LONDON – British Prime Minister Boris Johnson on Thursday touted the biggest investment in the U.K.'s armed forces since the end of the Cold War three decades ago but brushed aside concerns that his government is about to abandon pledges on overseas aid spending in order to pay for it.
Johnson told lawmakers that the four-year financial package for the Ministry of Defense will "end the era of retreat” and pivot Britain's military toward potential future threats. For example, the new money will fund space and cyber-defense projects such as an artificial intelligence agency.
In an address given remotely because he came into contact with someone who subsequently tested positive for the coronavirus, the prime minister said the armed forces will receive 16.5 billion pounds ($21 billion) over and above the government's earlier plan.
“For decades, British governments have trimmed and cheese-pared our defense budget, and if we go on like this, we risk waking up to discover that our armed forces, the pride of Britain, have fallen below the minimum threshold of viability," Johnson said.
“Based on our assessment of the international situation and our foreign policy goals, I have decided that the era of cutting our defense budget must end, and it ends now.," he said.
Since the end of the Cold War in the early 1990s, Britain, like many other Western countries, cut defense spending in order to reap a peace dividend. And while the U.K. was deeply involved in the wars in Afghanistan and Iraq, its armed forces have faced further budget cuts in the past decade as successive Conservative governments clamped down on spending to get the public finances into shape following the global financial crisis.

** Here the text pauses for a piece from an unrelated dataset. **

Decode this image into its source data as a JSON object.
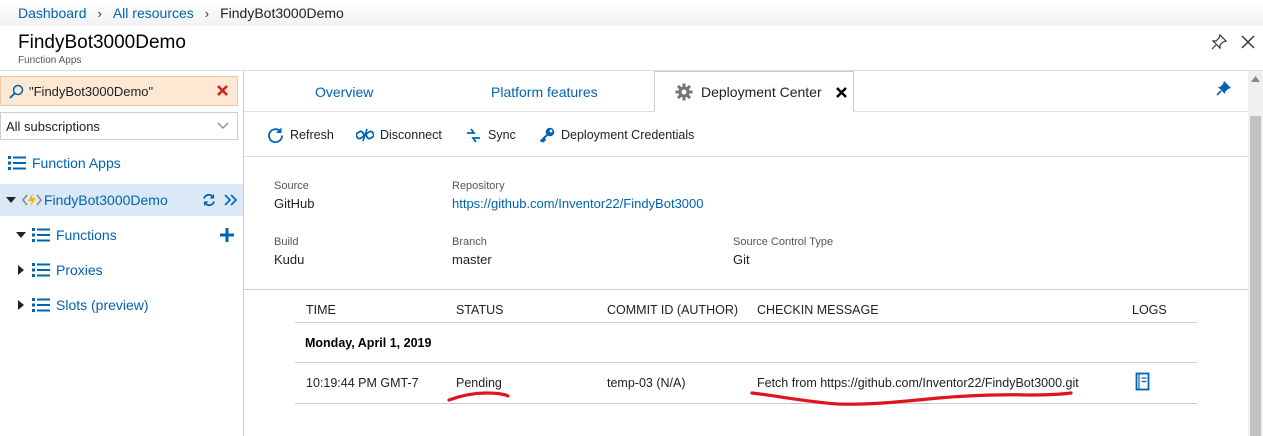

Johnson said the new money will help protect “hundreds of thousands” of jobs and create 40,000 new ones, with the returns going “far beyond our armed forces.” He said the defense funding will “restore Britain’s position as the foremost naval power in Europe” and “spur a renaissance” in British shipbuilding.
Political leaders from across the political spectrum gave a guarded welcome to the prime minister's announcement. Many, including Keir Starmer, the leader of the main opposition Labour Party, wondered where the money was coming from at a time when public finances have been battered by the costs associated with the coronavirus pandemic.
Starmer and others, including members of Johnson's Conservative Party, voiced concerns that the government is about to abandon its commitments on overseas aid to pay for the higher military spending. The government has already rolled the department overseeing overseas aid into the Foreign Office. Some in government have argued for a reduction in the commitment to maintain aid spending at 0.7% of national income to 0.5%, which could free up billions of pounds for use elsewhere.
“He (Johnson) must know that if he breaks it, that will not only undermine public trust, but also hugely weaken us on the global stage," Starmer said.
Johnson wouldn't say directly whether the government is set to abandon its financial commitments to the world's most needy people, but his comments appeared to signal a change in approach at the very least.
“We can all be proud of our record on overseas aid and that will continue, but it's also by investing in armed services that you can do some of the greatest things for the poorest and neediest people around the world," he said.
More details will likely emerge next week when Treasury chief Rishi Sunak unveils details of the country's spending plans for the coming year.
Anti-poverty campaigners urged the government to not backtrack on commitments it made to the developing world.
“Cutting the aid budget whilst finding the money for bombs is mind-boggling," said Romilly Greenhill, the U.K. director of international nonprofit organization One Campaign.